Sir John Evans Centenary Project - image background is marbled paper from one of John Evans's books John Evans Numismatic Society Medal 1899

History of the Collection

Evans acquired his collections from various sources, among the many private collectors were: Henry Prigg and Joseph Warren (Suffolk); J. Flower, C.R. Manning, Rev. W. Greenwell (Norfolk); T. Collingwood, F. Spalding (Essex); Robert Sadd for flints, coins and bronzes (Cambrideshire); C. Abbott (Gloucestershire and Ireland); E. Tindall, Rev. F. Porter and C. Monkman (Yorkshire); G. Worthington-Smith and W. Allen, especially for coins (Hertfordshire); Rev. J. Morrison (Scotland); William Ready (London); James Morris (Faversham, Kent) Anglo-Saxon material. A large proportion of Evans Irish objects came from Robert Day of Cork, William Arthurs and George Greene of Ballymena, Lord Enniskillen and S. Sharp. Evans also acquired objects from excavations such as those by Lane-Fox (Pitt Rivers) at Cissbury Ring and Mount Caburn in Sussex.

Joseph Warren, clock and watchmaker and postal officer from Ixworth in Suffolk spent many years acquiring objects, especially in the immediate area of his home. He kept the best objects for himself and sold the rest. Quite a proportion came from his immediate area, the most famous being the Anglo-Saxon Ixworth Cross and the Tostock buckle, the remainder from other parts of East Anglia. Warren died in 1875 and bequeathed his notebooks, one of which was his 'Journal' - the handwritten compilation of objects he had carefuly catalogued for the sale to Evans. Evans had purchased Warren's large collection in 1866; they had been corresponding for over 20 years.

Also important were the personal contacts he made in the course of his travels in England and France with roadmen, quarrymen and agricultural labourers whose work brought them face to face with antiquities.
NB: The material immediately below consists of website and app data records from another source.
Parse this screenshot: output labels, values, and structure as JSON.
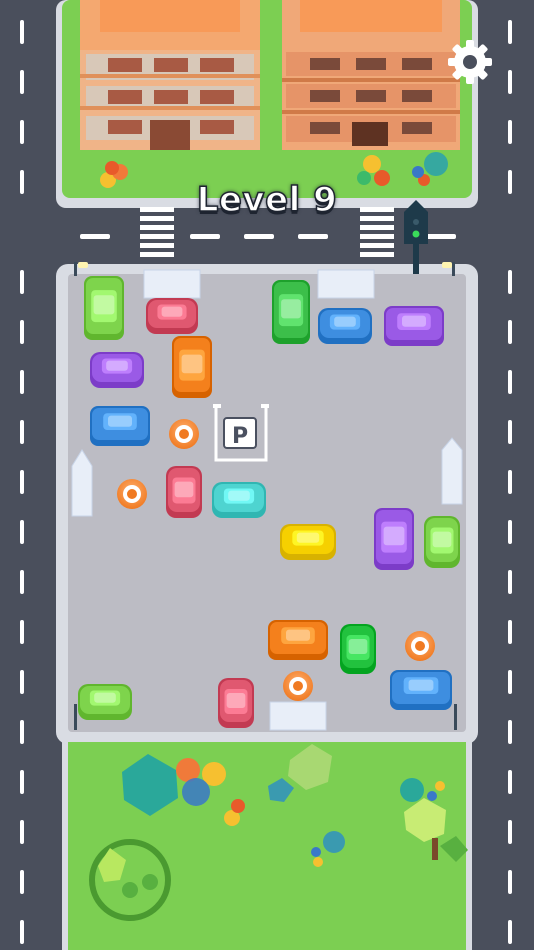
{
  "hud": {
    "level_label": "Level 9",
    "settings_icon": "gear-icon"
  },
  "lot": {
    "parking_sign": "P"
  },
  "colors": {
    "road": "#4a4f5c",
    "lot": "#bcbcc4",
    "grass": "#7ccf52",
    "building": "#f4a870"
  },
  "vehicles": [
    {
      "kind": "bus",
      "color": "#7ed44c",
      "name": "green-bus-top-left"
    },
    {
      "kind": "car",
      "color": "#e05870",
      "name": "pink-car-top"
    },
    {
      "kind": "bus",
      "color": "#3cbf4a",
      "name": "green-bus-top-center"
    },
    {
      "kind": "car",
      "color": "#3e8ee0",
      "name": "blue-car-top"
    },
    {
      "kind": "bus",
      "color": "#9a5ae6",
      "name": "purple-bus-top-right"
    },
    {
      "kind": "car",
      "color": "#9a5ae6",
      "name": "purple-car-left"
    },
    {
      "kind": "bus",
      "color": "#f4801c",
      "name": "orange-bus-left"
    },
    {
      "kind": "bus",
      "color": "#3e8ee0",
      "name": "blue-bus-left"
    },
    {
      "kind": "car",
      "color": "#e05870",
      "name": "pink-car-middle"
    },
    {
      "kind": "car",
      "color": "#4ed4d0",
      "name": "cyan-car-middle"
    },
    {
      "kind": "car",
      "color": "#f6d000",
      "name": "yellow-taxi"
    },
    {
      "kind": "bus",
      "color": "#9a5ae6",
      "name": "purple-bus-right"
    },
    {
      "kind": "car",
      "color": "#7ed44c",
      "name": "green-car-right"
    },
    {
      "kind": "bus",
      "color": "#f4801c",
      "name": "orange-bus-bottom"
    },
    {
      "kind": "car",
      "color": "#22c23e",
      "name": "green-car-bottom"
    },
    {
      "kind": "bus",
      "color": "#3e8ee0",
      "name": "blue-bus-bottom-right"
    },
    {
      "kind": "car",
      "color": "#7ed44c",
      "name": "green-car-bottom-left"
    },
    {
      "kind": "car",
      "color": "#e05870",
      "name": "pink-car-bottom"
    }
  ]
}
This enabled Evans to collect objects this way; he even gave them drawings and instructions as to what to look for.

Correspondence with his Irish contacts, William Arthurs of Ballymena, Dr. Neligan and Robert Day of Cork who describes the kind of collections that came his way. 'It is really surprising the number of flint arrowheads and stone celts that are found North of the Boyne. I stumbled on a rag and bone dealer in Ballymena from whom I got an early copper celt, 35 stone celts and 30 arrow points'. Day also obtained from Arthurs saying 'I recently got a hundred objects in stone and flint from him at 6d each, his supply has been and generally is in excess of the demand'. (Time and Chance). From 1867 onwards Arthurs became one of Evans's msot important correspondents.

Evans was able to travel abroad extensively, either on business, conferences or family holidays. This enabled him to collect objects from Germany, Austria, Denmark, Sweden, Hungary, Moravia, Galicia, Italy, the Netherlands, Spain and Portugal. Evans visited the settlement at Hallstatt in Austria in 1866 and purchased a number of objects; he also made an agreement with the bergmeister to acquire objects from the adjacent cemetery site; the collection comprises of about 120 items, acquired between 1866 and 1868 and came to the Ashmolean Museum in 1927. His travels in France, visiting the Somme, resulted in him acquiring most of the palaeolithic hoard from Drueil-les-Amiens.

For that period, the collections were well documented and care was taken to record the provenances. Evans collections of antiquities were considered to be the best in the country. John Evans bequeathed these collections to his son Arthur, who, in three lots, presented them to the Ashmolean Museum in 1909, 1927 and 1941.

Further References / Links:

Joan Evans, Time and Chance: The Story of Arthur Evans and His Forebears (1943)